  • After the Boston Marathon bombing in 2013, Walsh told MSNBC's Martin Bashir: "We need to begin profiling who our enemy is in this war: Young Muslim men," per Talking Points Memo.
  • Walsh was an outspoken critic of President Obama and has claimed he is a Muslim, tweeting in December 2016: "For better or worse, I'm not afraid to say it publicly. I think Obama is Muslim. I think in his head and in his heart he has always been."
  • During the 2016 election, Walsh tweeted he would be "grabbing [his] musket" should Hillary Clinton win the presidency, per the Daily Beast.
  • Walsh once complained on Twitter about being censored on the radio for using certain racial slurs: "Found out if I said Redskins or Cracker or Redneck Bible Thumper, I could stay on. But if I said N***** or S****, they cut me off."
  • Walsh said "advances in science and technology" have eliminated the need for abortion exemptions that relate to saving the life of the mother, arguing in a debate with now-Sen. Tammy Duckworth (D-Ill.) in 2012 that "health of the mother has become a tool for abortions any time, under any reason," TPM writes.

Of note: Although Walsh was once a Trump surrogate and campaigned for his election, he has since said he regrets the decision. In an interview with the New York Times, Walsh said: "[Trump] lost me for good in Helsinki, when he stood in front of the world and said, 'I believe Putin and I don't believe my fellow Americans.'"

  • "In Mr. Trump, I see the worst and ugliest iteration of views I expressed for the better part of a decade," he added. "To be sure, I've had my share of controversy. On more than one occasion, I questioned Mr. Obama's truthfulness about his religion. At times, I expressed hate for my political opponents. We now see where this can lead. There's no place in our politics for personal attacks like that, and I regret making them."

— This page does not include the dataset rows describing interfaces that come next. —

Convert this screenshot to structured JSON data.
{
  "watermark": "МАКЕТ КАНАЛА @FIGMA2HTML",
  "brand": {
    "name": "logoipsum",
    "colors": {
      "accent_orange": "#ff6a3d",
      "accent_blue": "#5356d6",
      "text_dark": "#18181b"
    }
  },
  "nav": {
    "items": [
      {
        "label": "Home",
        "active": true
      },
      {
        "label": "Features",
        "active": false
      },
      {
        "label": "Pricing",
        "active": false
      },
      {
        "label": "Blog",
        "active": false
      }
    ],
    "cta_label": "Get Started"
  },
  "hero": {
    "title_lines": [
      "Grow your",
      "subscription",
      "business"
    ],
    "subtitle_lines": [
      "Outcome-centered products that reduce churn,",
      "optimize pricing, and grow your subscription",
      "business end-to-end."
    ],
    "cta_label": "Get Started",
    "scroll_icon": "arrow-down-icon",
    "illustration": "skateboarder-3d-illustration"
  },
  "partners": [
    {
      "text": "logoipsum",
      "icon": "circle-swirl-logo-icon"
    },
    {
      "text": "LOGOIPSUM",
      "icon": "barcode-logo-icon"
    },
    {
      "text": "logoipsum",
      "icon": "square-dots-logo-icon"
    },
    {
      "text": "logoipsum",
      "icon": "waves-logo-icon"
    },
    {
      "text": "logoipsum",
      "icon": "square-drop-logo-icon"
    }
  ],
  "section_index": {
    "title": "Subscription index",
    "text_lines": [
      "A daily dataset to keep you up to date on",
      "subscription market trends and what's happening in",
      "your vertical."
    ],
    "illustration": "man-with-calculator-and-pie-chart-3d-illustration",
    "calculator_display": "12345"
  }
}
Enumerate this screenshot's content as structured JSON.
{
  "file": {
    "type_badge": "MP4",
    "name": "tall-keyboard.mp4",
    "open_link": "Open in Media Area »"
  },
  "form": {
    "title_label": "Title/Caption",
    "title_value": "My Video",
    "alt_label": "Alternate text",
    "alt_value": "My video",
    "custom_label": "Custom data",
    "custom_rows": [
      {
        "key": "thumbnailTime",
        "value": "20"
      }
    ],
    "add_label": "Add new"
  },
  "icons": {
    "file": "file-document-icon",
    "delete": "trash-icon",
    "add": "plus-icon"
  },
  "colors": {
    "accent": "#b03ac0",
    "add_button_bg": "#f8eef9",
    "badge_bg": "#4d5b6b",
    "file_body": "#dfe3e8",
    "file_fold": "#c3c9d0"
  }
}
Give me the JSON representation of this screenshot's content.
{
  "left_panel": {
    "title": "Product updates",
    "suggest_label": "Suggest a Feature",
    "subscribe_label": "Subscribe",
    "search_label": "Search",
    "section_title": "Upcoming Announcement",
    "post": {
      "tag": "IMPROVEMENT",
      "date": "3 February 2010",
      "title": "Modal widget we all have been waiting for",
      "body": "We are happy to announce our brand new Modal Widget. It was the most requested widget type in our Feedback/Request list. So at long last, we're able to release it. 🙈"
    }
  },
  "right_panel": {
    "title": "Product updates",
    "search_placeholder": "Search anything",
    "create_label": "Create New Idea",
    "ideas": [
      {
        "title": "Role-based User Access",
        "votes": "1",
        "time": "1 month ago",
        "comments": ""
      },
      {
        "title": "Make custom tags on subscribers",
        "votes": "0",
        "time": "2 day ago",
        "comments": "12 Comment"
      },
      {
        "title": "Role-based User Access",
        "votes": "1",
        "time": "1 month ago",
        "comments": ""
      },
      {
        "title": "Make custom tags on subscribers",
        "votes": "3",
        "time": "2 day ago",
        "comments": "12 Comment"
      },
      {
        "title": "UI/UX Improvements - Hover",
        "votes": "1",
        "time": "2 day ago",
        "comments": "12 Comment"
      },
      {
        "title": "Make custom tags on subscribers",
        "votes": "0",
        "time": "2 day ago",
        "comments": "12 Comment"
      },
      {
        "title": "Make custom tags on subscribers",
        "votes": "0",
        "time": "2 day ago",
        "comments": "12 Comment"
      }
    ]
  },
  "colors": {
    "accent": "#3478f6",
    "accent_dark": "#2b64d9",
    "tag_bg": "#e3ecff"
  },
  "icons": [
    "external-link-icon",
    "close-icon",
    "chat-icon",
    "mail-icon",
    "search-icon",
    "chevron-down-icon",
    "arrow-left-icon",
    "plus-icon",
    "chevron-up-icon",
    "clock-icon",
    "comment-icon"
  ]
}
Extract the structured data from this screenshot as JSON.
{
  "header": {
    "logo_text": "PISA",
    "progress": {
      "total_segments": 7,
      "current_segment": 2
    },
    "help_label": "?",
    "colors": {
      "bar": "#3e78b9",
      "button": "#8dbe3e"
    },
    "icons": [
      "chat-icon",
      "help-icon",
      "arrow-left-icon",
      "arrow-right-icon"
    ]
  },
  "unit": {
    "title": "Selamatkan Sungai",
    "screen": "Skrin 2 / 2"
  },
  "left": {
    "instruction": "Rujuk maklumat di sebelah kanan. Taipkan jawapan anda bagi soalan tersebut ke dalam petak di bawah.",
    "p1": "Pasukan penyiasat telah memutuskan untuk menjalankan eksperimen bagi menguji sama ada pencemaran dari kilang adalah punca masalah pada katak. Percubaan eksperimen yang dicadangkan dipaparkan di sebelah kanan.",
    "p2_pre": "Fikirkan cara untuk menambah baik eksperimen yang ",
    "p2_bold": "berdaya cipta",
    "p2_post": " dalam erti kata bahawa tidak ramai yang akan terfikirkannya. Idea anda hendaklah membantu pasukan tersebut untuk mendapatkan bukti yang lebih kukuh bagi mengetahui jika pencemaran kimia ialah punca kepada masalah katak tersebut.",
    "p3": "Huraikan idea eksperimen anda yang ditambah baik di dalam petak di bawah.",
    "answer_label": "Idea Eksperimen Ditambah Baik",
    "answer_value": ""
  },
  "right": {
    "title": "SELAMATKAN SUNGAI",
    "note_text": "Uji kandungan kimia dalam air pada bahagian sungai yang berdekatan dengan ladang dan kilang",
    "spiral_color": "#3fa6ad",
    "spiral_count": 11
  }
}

The bottom line: Walsh's history of divisive rhetoric and previous support for Trump won't help distinguish him in the eyes of Never Trump Republicans who want to see the president ousted. And even if it did, Trump continues to maintain a near-90% approval rating within the GOP.

Go deeper

Cuomo: "I am not going to resign"

New York Gov. Andrew Cuomo apologized Wednesday for acting in a way that made women feel "uncomfortable," but insisted that he has "never touched anyone inappropriately" and said he will not resign.

Driving the news: Cuomo reiterated in his first public appearance since sexual harassment allegations surfaced that he will fully cooperate with a team of independent investigators appointed by New York Attorney General Letitia James, but suggested that demands for his resignation from were simply "politics."

Facebook to lift political ad ban imposed after November election

Photo Illustration by Omar Marques/SOPA Images/LightRocket via Getty Images

Facebook will finally allow advertisers to resume running political and social issue ads in the U.S. on Thursday, according to a company update.

The big picture: Facebook and rival Google instituted political ad bans to slow the spread of misinformation and curb confusion around the presidential election and its aftermath.

Bryan Walsh, author of Future
48 mins ago - Technology

AI is industrializing

Illustration: Sarah Grillo/Axios

Artificial intelligence is becoming a true industry, with all the pluses and minuses that entails, according to a sweeping new report.

Why it matters: AI is now in nearly every area of business, with the pandemic pushing even more investment in drug design and medicine. But as the technology matures, challenges around ethics and diversity grow.